SINGAPORE — A team of deaf bowlers flew off on Friday (July 14) to Samsun, Turkey for the 23rd Summer Deaflympics 2017 — in the hopeof bringing home Singapore’s first medal from the event.
Held every four years, the Deaflympics is organised by the International Committee of Sports for the Deaf (ICSD). The event spans 21 sports and expects to receive 5,000 athletes and team officials from all over the world.
Since 2001, deaf athletes have been representing the Republic in the categories of track and field, swimming, bowling and taekwondo.
But it has not been an easy journey as getting funding support is always an uphill task, admitted Deaf Sports Association (Singapore) president Loh Eng Meng, who will be leading this year’s contingent to Turkey.
This year, the TODAY Enable Fund, set up to help support the aspirations of the special needs community, is supporting the association’s trip to the Deaflympics with S$3,000.
The DSA coughed out S$15,000 of its own and sourced for donations from other organisations to meet the S$30,000 budget required, whichincludes the flights, accommodation, meals, insurance, coaching and pre-training for the five-member bowling team, as well as the rest of the team — Mr Loh as chef de mission, a team manager, the bowling coach and a chaperone.
One of the athletes, 18-year-old Adelia Naomi Yokoyama, first fell in love with the “atmosphere and the sound of the bowling pins” after stumbling across the sport in Primary 4 at her school co-curricular activity tryouts.
“It feels more like a second home to me … Seeing how everyone here supports one another, I like the sportsmanship spirit … It makes me happy,” said the Singaporean.
The PSB Academy student, who is currently pursuing a diploma in sports science, said her two older sisters — both national sailors — have a great influence on her. They taught her important values like determination and discipline, and drilled home how “winning is not everything”.
“Sports open up (their circle) … it’s not just about getting straight As or paper qualifications, but these are the little opportunities and possibilities for (youths like her),” said Adelia’s mother, Madam Sharifah Masturah Shahab, 51, a special needs teacher at Rainbow Centre.

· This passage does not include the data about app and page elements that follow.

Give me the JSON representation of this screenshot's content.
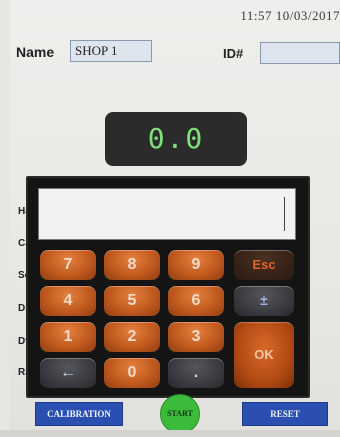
{
  "header": {
    "datetime": "11:57 10/03/2017"
  },
  "form": {
    "name_label": "Name",
    "name_value": "SHOP 1",
    "id_label": "ID#",
    "id_value": ""
  },
  "display": {
    "value": "0.0"
  },
  "side_labels": [
    "Ha",
    "Ca",
    "Se",
    "Di",
    "Dv",
    "Ra"
  ],
  "keypad": {
    "entry_value": "",
    "keys": [
      "7",
      "8",
      "9",
      "Esc",
      "4",
      "5",
      "6",
      "±",
      "1",
      "2",
      "3",
      "OK",
      "←",
      "0",
      "."
    ]
  },
  "footer": {
    "calibration_label": "CALIBRATION",
    "start_label": "START",
    "reset_label": "RESET"
  },
  "colors": {
    "display_text": "#7fe07a",
    "key_orange": "#c25a1f",
    "button_blue": "#2a4fb0",
    "start_green": "#3cba3a"
  }
}
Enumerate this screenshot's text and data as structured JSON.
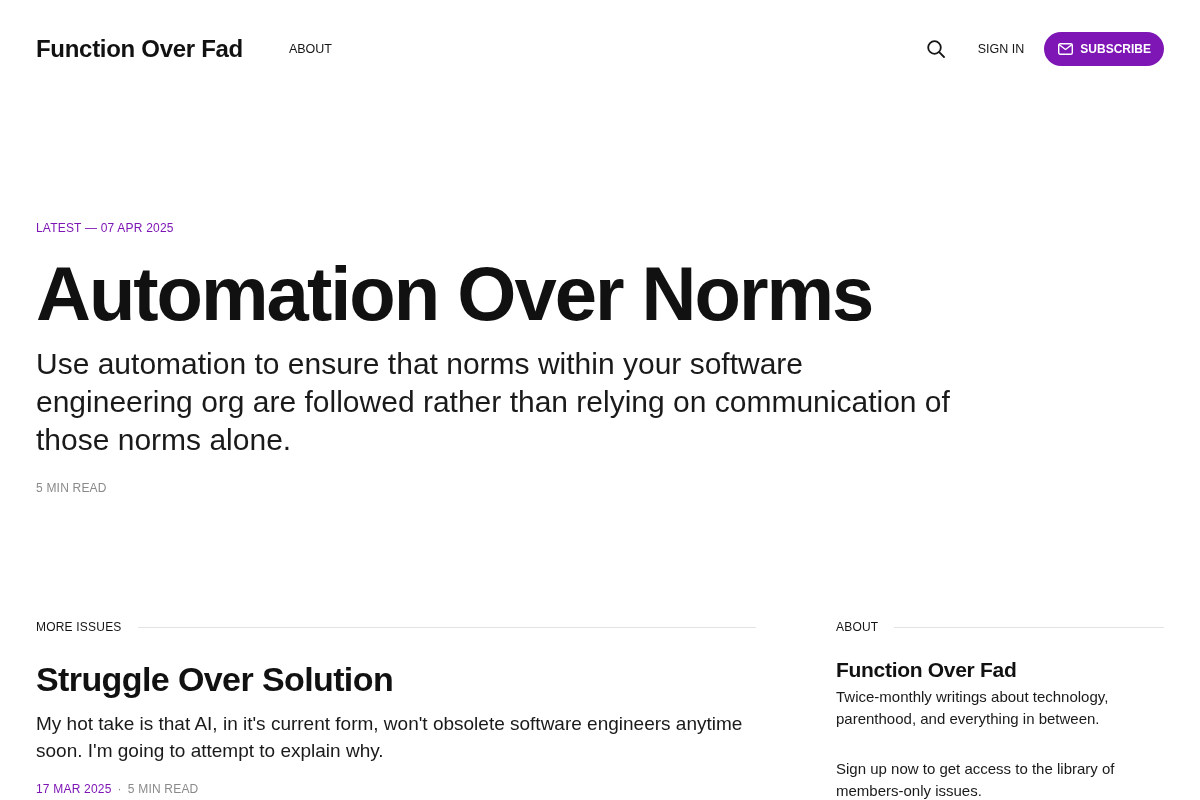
{
  "header": {
    "logo": "Function Over Fad",
    "nav": [
      "ABOUT"
    ],
    "sign_in": "SIGN IN",
    "subscribe": "SUBSCRIBE"
  },
  "hero": {
    "kicker": "LATEST — 07 APR 2025",
    "title": "Automation Over Norms",
    "excerpt": "Use automation to ensure that norms within your software engineering org are followed rather than relying on communication of those norms alone.",
    "reading_time": "5 MIN READ"
  },
  "more_issues": {
    "heading": "MORE ISSUES",
    "posts": [
      {
        "title": "Struggle Over Solution",
        "excerpt": "My hot take is that AI, in it's current form, won't obsolete software engineers anytime soon. I'm going to attempt to explain why.",
        "date": "17 MAR 2025",
        "separator": "·",
        "reading_time": "5 MIN READ"
      }
    ]
  },
  "about": {
    "heading": "ABOUT",
    "title": "Function Over Fad",
    "paragraphs": [
      "Twice-monthly writings about technology, parenthood, and everything in between.",
      "Sign up now to get access to the library of members-only issues."
    ]
  }
}
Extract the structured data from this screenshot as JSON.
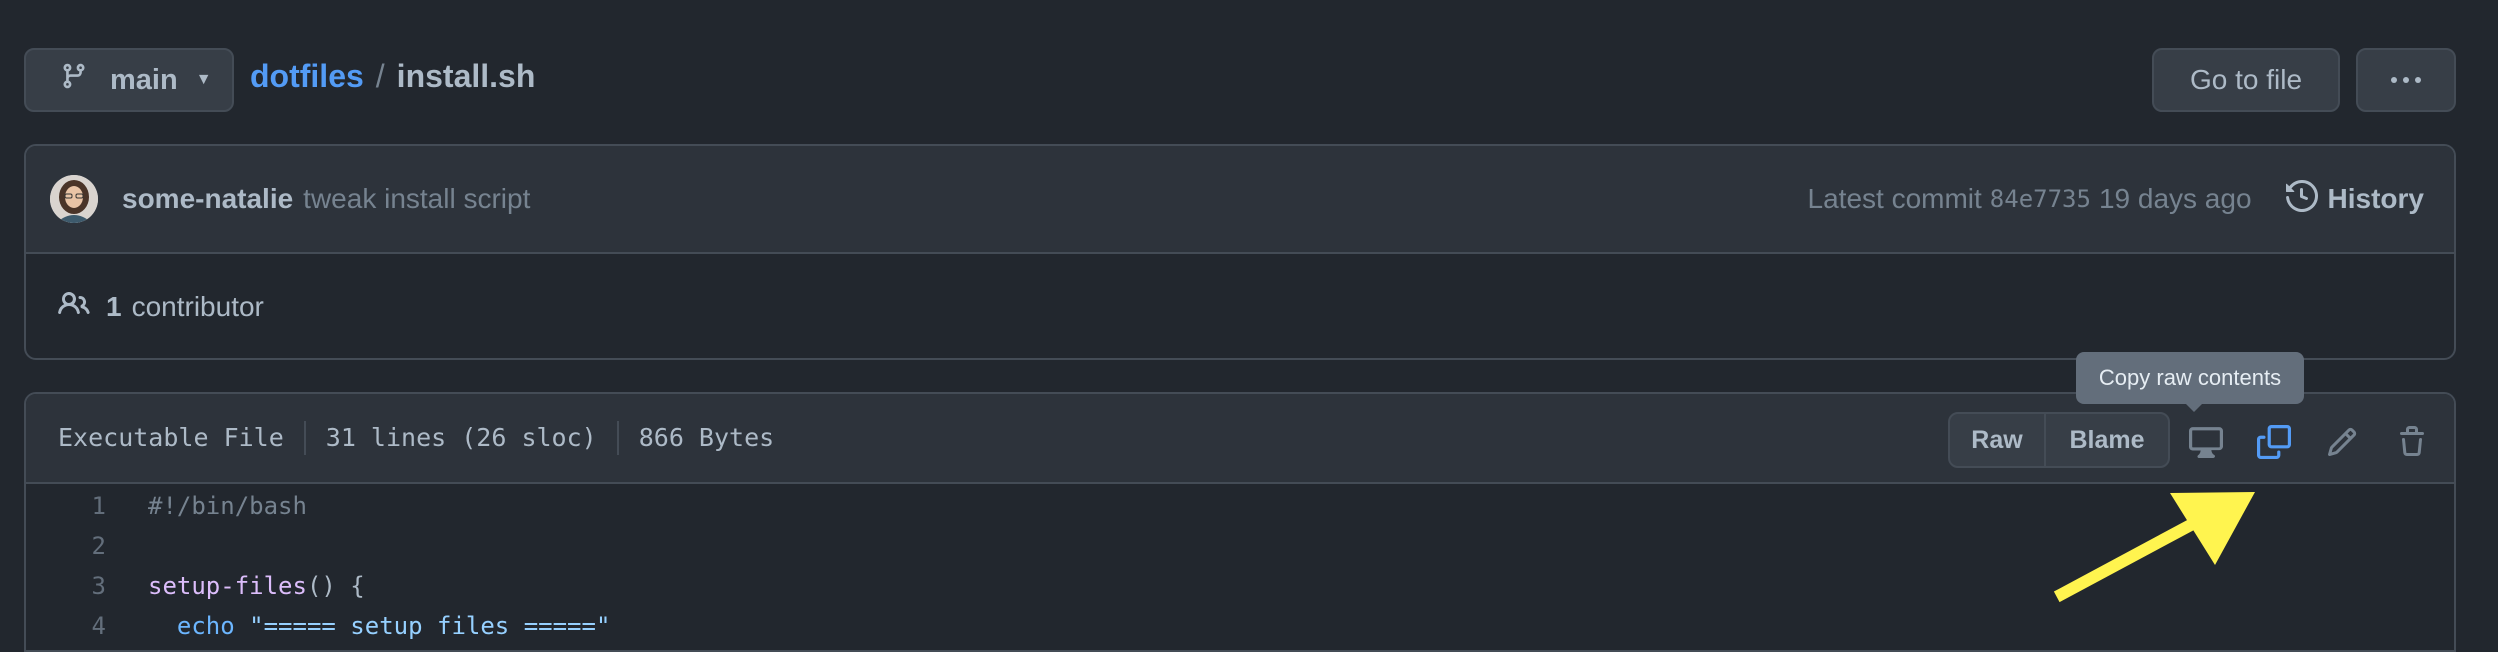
{
  "header": {
    "branch": "main",
    "repo": "dotfiles",
    "separator": "/",
    "filename": "install.sh",
    "go_to_file": "Go to file"
  },
  "commit": {
    "author": "some-natalie",
    "message": "tweak install script",
    "latest_label": "Latest commit",
    "sha": "84e7735",
    "age": "19 days ago",
    "history_label": "History"
  },
  "contributors": {
    "count": "1",
    "label": "contributor"
  },
  "file": {
    "type": "Executable File",
    "lines": "31 lines (26 sloc)",
    "size": "866 Bytes",
    "raw_label": "Raw",
    "blame_label": "Blame"
  },
  "tooltip": "Copy raw contents",
  "code": [
    {
      "n": "1",
      "text": "#!/bin/bash"
    },
    {
      "n": "2",
      "text": ""
    },
    {
      "n": "3",
      "func": "setup-files",
      "rest": "() {"
    },
    {
      "n": "4",
      "kw": "echo",
      "str": "\"===== setup files =====\""
    }
  ],
  "colors": {
    "background": "#22272e",
    "link": "#539bf5",
    "accent_icon": "#539bf5",
    "arrow": "#fff44f"
  }
}
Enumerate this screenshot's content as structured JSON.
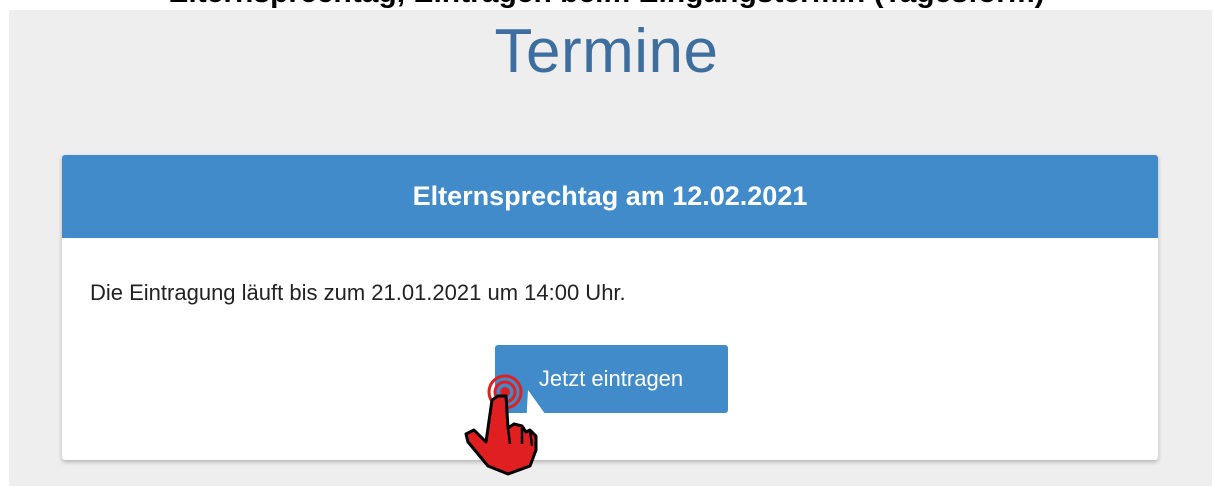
{
  "caption": "Elternsprechtag, Eintragen beim Eingangstermin (Tagesform)",
  "page": {
    "title": "Termine"
  },
  "card": {
    "header": "Elternsprechtag am 12.02.2021",
    "text": "Die Eintragung läuft bis zum 21.01.2021 um 14:00 Uhr.",
    "button_label": "Jetzt eintragen"
  },
  "colors": {
    "accent": "#428bca",
    "title": "#3d6e9e",
    "background": "#eeeeee",
    "pointer": "#e02020"
  },
  "icons": {
    "pointer": "hand-pointer-icon"
  }
}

For 17-year-old Kimberly Quek, the beauty of the game lies in its ability to “combine the physical and mental aspects” of relying on her physical strength and being quick enough to suss out things like which ball to use.
The Singapore Sports School (SSP) student started bowling seriously from Primary 5 after picking it up as a co-curricular activity and discovering she had a knack for it.
Her passion for the sport led her to enrolin the SSP, a school her father, Mr Jonathan Quek, said she had chosen herself.
Juggling between her studies and preparing for the upcoming Deaflympics through the twice-weekly bowling practice sessions, on top of her school trainings, was especially challenging, said Kimberly.
“Our schedules all revolve around her training … On weekends, if she has training, we will keep her company. Her father drives her around, and we all try to fit to her schedule,” said her mother, Mdm Tham Meng Chee, 46, with a laugh.
It did not dawn on the family until recently how big the opportunity to compete in the Deaflympics was.
“We feel very happy for her and proud that she has persevered, despite the ups and downs … For us, it’s not so much the achievement, but the confidence and friendships we hope she can gain,” said Mdm Tham.
While Adelia is somewhat nervous about the competition, she is more excited about getting to meet other deaf athletes.
“It’s my first time representing Singapore, and it’s a big thing for me. I hope to make myself proud,” she said.
Equally optimistic is Mr Loh, who said: “I think the (team) has come a long way so far, and I am sure they will deliver results in Samsun.”
The team will be participating in various categories like the Singles Men, Singles Women, Doubles Men, Doubles Women, Trios Men and Trios Women from July 20 to July 25.